Tuesday, June 2, 2009
Posted by D. Daniel Sokol
ABSTRACT: New Zealand’s monopolisation prohibition — s 36 of the Commerce Act 1986 — is not an effective weapon in the antitrust armoury. Proving a violation of s 36 is most difficult as the paucity of successful cases illustrates. Based on a laudable concern that efficient, innovative conduct might be curtailed, the New Zealand courts have overcompensated by promulgating a strict counterfactual test for ‘taking advantage of’ that thwarts effective prosecution of monopolising conduct.
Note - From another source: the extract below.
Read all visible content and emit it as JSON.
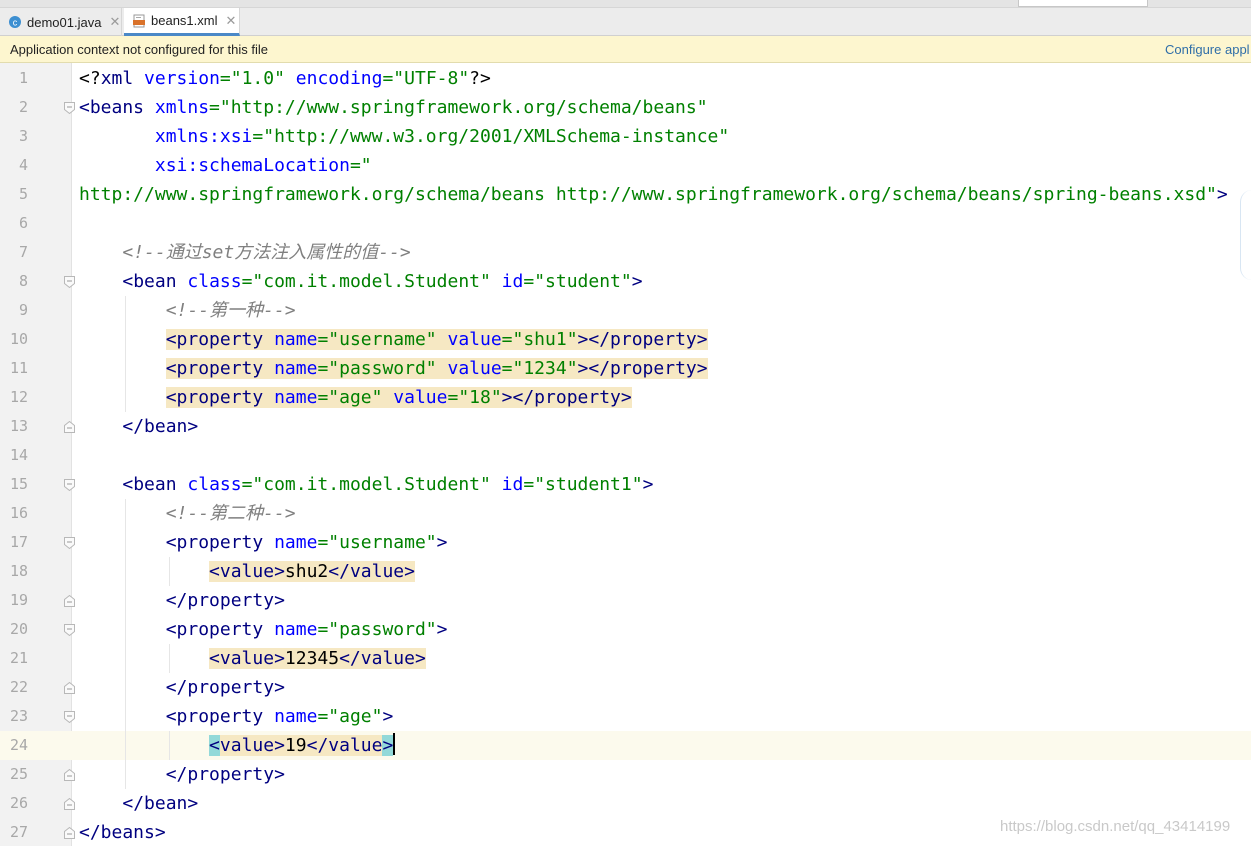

This article traces the reasons for this unduly lenient approach and puts forward several suggested solutions — including a multi-stage, burden-shifting, composite test — aimed at reviving s 36 as an effective enforcement tool against single-firm conduct that curtails effective competition.